“Penetration test” is a term that we, as security professionals, use every day. But we sometimes forget that not everyone knows what it exactly means, and why we perform penetration testing.
Let’s take a few minutes to review what it is, by answering simple questions.

Who performs a penetration test?

A penetration test (also referred to as “pentest”) requires quite a big set of skills, to quickly understand the logic of a web application, cover all possible attacks, cover the whole surface of the application, provide good technical recommendations to fix vulnerabilities…

In an ideal world, a pentester would be someone with a developer background, knowing quite a good variety of languages and systems. But above all, it must be someone working with a real methodology, trained and experienced.
Being able to test the security of a website requires a different approach than QA testing. QA testers ensure the application works properly, pentesters try to do whatever it possible, the worse, the better.

security compass illustration

What is tested during a web penetration test?

A web application? Yes, but that’s not enough. Penetration testing can be applied to a lot of things, even outside of the IT world, so we must define the boundaries of the test.

What will be typically tested during a web penetration test is:

  • the web application itself (desktop app or mobile app).
  • the web server configuration (available services)
  • webservices, API, and more generally all kind of services linked to the web application and accessible from the Internet

A penetration test contract usually defines (in the case of a grey box pentest) a domain to be tested, or IP address.

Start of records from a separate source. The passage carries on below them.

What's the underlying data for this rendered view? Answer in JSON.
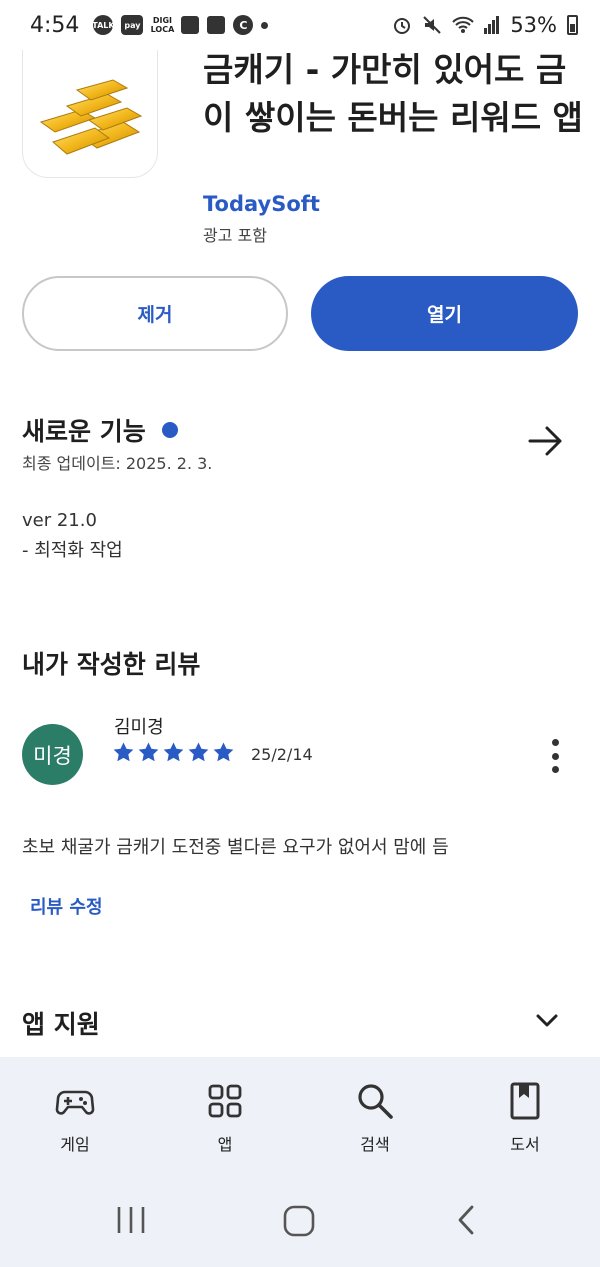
{
  "status_bar": {
    "time": "4:54",
    "notif_icons": [
      "TALK",
      "pay",
      "DIGI LOCA"
    ],
    "battery": "53%"
  },
  "app": {
    "title": "금캐기 - 가만히 있어도 금이 쌓이는 돈버는 리워드 앱",
    "developer": "TodaySoft",
    "ad_note": "광고 포함"
  },
  "actions": {
    "remove_label": "제거",
    "open_label": "열기"
  },
  "whats_new": {
    "title": "새로운 기능",
    "updated": "최종 업데이트: 2025. 2. 3.",
    "version": "ver 21.0",
    "note": "- 최적화 작업"
  },
  "my_review": {
    "title": "내가 작성한 리뷰",
    "avatar_text": "미경",
    "reviewer": "김미경",
    "rating": 5,
    "date": "25/2/14",
    "text": "초보 채굴가 금캐기 도전중 별다른 요구가 없어서 맘에 듬",
    "edit_label": "리뷰 수정"
  },
  "app_support": {
    "title": "앱 지원"
  },
  "bottom_nav": [
    {
      "label": "게임",
      "icon": "gamepad-icon"
    },
    {
      "label": "앱",
      "icon": "apps-grid-icon"
    },
    {
      "label": "검색",
      "icon": "search-icon"
    },
    {
      "label": "도서",
      "icon": "book-icon"
    }
  ],
  "colors": {
    "accent": "#2a5bc4",
    "avatar_bg": "#2b7d68",
    "nav_bg": "#eef2f8"
  }
}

We also agree on out-of-scope portions of the application that must not be tested, whether it’s because they’re managed by a third party company, or for any other reason.

A penetration test is different from a vulnerability assessment: a vulnerability assessment looks for vulnerabilities, where a penetration test exploits the vulnerabilities to look further into potential attacks and damages.

How is a penetration test performed?

Penetration testers use many things during a web application pentest:

  • their skills! sounds obvious, right.
  • many tools, developed by third party companies, each of which being used for specific needs and cases
  • scripts and tools developed internally, for the convenience of the pentester, and to complement tools available on the market

Although it’s not the case in every pentesting company, a strict methodology must be followed throughout the course of a pentest, to ensure everything is covered, and that a maximum of vulnerabilities is found.

Where does a penetration test take place?

Depending on the type of test, it can be performed either in the client premises, or from the pentesting company offices.

If the web application cannot be tested from the outside, then the pentesters will have to do it locally. The same scenario occurs if a deep interaction with the web application developers is required.

When should we perform a penetration test?

Some companies never run a penetration test… until they got hacked and start realizing it should have been done.

Doing it before it’s too late, OK, but what does it mean?

  • For a new web application
  • When a new release of a website goes live (ideally before it is live…)
  • After major changes to an existing application
  • On a regular basis, to ensure new attack techniques cannot be used

Penetration testing is only a component of a full web application strategy. That strategy must be thought, planned, tailored to the company.

Why do we do penetration testing?

Because we love doing it!
More seriously, the goal of penetration testing is to find a maximum of vulnerabilities and fix them before the bad guys find them and exploit them.
The risks are too high to ignore web security and although security must be kept in mind during the design of web applications, running a penetration test is the only way to get a clear picture of how you stand.